Talking with Bob Bennett, KCMO’s chief innovation officer.
Kansas City, Missouri, came very, very close this year to winning a $50 million award that would have funded a set of Smart City technology upgrades. It was one of just seven communities that were selected as finalists in a national competition, but ultimately lost to Columbus, Ohio.
That hasn’t stopped Kansas City, though. It’s moving forward with a version of the project it proposed to the U.S. Department of Transportation as part of the Smart City Challenge.
According to Bob Bennett, the city’s chief innovation officer, Kansas City is waiting to hear if it will be granted federal money to fund Smart City upgrades along the Prospect Avenue corridor. A decision should be coming any day now.
The money would pay for a series of smart kiosks and other technology on Prospect’s high-speed bus route, similar to what’s in place along the downtown streetcar line.
The project also could help the city address one of its toughest problems: a lack of high-speed internet connectivity in poorer neighborhoods.
Many students on the city’s East Side are given laptop or tablet computers they can take home from school, but they still have a hard time completing homework assignments because they don’t have internet access at home.
If the Prospect Avenue project becomes a reality, homes within five to six blocks of the route could tap into a free Wi-Fi system. It’s similar to the free Wi-Fi offered along the downtown streetcar line. Only the signal would go farther on Prospect because there wouldn’t be as many massive buildings in the way of the signal, said Bennett, who previously was an operations executive and strategic planner for the U.S. Army.
He’s excited about Smart City technology’s potential to improve city operations. Just think about what it could mean for water systems, for example.
Right now, most communities repair their pipes on a calendar basis—“It’s been six years since we did Sixth Street, so it’s their turn this year.” But new technology could make it possible for municipalities to find where leaks and breaks are most common and use their resources where they’re needed most, Bennett said. So if Sixth Street is still in good shape, repair crews could target some other section.
Innovation Partnership Program
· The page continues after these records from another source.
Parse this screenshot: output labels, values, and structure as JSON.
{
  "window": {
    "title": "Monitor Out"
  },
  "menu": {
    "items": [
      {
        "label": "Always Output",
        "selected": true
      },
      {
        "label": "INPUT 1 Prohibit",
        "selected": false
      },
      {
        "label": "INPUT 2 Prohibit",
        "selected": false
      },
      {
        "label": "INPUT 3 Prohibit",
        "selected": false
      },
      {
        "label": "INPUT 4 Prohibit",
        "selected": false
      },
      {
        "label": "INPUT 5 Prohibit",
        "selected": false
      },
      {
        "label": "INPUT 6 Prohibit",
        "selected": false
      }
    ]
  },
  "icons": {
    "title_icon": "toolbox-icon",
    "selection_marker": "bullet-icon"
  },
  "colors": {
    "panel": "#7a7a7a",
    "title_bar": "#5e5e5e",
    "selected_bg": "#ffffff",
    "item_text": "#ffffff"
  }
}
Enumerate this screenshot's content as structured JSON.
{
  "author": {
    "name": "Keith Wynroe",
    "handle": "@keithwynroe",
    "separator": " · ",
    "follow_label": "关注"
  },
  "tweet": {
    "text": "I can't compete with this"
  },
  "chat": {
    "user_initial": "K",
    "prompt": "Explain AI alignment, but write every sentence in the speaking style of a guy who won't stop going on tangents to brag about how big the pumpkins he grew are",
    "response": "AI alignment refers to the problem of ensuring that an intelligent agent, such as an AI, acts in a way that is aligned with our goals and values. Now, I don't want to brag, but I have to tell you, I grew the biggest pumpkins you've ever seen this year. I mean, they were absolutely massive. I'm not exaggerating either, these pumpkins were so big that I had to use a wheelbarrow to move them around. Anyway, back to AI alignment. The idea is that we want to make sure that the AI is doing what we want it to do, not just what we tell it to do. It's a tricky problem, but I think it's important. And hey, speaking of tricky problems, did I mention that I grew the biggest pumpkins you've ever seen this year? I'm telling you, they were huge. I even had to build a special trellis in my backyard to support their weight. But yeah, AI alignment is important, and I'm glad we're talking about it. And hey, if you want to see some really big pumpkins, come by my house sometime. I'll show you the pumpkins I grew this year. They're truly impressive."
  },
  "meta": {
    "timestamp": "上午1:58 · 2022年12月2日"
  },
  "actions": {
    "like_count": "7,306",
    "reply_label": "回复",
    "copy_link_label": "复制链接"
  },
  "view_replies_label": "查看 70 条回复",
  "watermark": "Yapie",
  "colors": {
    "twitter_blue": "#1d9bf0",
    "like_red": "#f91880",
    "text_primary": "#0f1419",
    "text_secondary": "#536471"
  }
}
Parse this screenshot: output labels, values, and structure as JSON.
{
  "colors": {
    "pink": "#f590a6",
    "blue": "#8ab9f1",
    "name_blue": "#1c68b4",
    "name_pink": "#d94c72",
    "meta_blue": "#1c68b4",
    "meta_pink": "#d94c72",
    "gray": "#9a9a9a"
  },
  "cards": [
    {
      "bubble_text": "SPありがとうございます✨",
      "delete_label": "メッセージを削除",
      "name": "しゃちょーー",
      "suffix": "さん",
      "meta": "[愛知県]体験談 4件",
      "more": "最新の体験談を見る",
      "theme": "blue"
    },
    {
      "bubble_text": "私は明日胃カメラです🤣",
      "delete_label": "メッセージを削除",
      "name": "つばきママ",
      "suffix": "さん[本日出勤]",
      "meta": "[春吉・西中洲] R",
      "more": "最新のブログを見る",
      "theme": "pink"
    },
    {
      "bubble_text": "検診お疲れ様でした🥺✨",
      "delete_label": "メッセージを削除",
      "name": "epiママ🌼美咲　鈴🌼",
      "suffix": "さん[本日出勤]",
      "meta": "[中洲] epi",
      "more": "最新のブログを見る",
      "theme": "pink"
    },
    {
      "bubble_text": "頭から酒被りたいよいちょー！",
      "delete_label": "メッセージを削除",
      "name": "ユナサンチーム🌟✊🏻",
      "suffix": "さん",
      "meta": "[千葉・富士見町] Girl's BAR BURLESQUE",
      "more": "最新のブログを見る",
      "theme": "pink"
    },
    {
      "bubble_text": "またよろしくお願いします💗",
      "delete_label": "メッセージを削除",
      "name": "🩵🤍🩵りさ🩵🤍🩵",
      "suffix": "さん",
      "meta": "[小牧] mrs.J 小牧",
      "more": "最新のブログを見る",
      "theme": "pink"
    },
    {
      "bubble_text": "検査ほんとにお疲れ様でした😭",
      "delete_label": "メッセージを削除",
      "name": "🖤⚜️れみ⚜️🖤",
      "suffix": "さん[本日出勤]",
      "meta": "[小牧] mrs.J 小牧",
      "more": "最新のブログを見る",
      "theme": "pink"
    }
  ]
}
Bennett also oversees Kansas City’s Innovation Partnership Program (IPP). Under IPP, local startups allow city departments to try out their solutions for free for a few months. The city recently selected seven companies for a testing period that will run through February.
Those companies include Big Bang, Integrated Roadways, Pomerol Partners, Reality Technology, SORA, SpiderOak and Stratex Planning.
At a minimum, the IPP startups get the opportunity to see how their product performs for a large organization and get feedback they can use to improve. It also doesn’t hurt to have a large municipal government on your client roster.
If the solution performs well, the city may sign up as a paying customer. That’s what happened with RFP365, the developer of software that streamlines the request-for-proposal process.
Another round of the IPP program is planned to run next spring through summer. For more information, visit www.ippkc.org.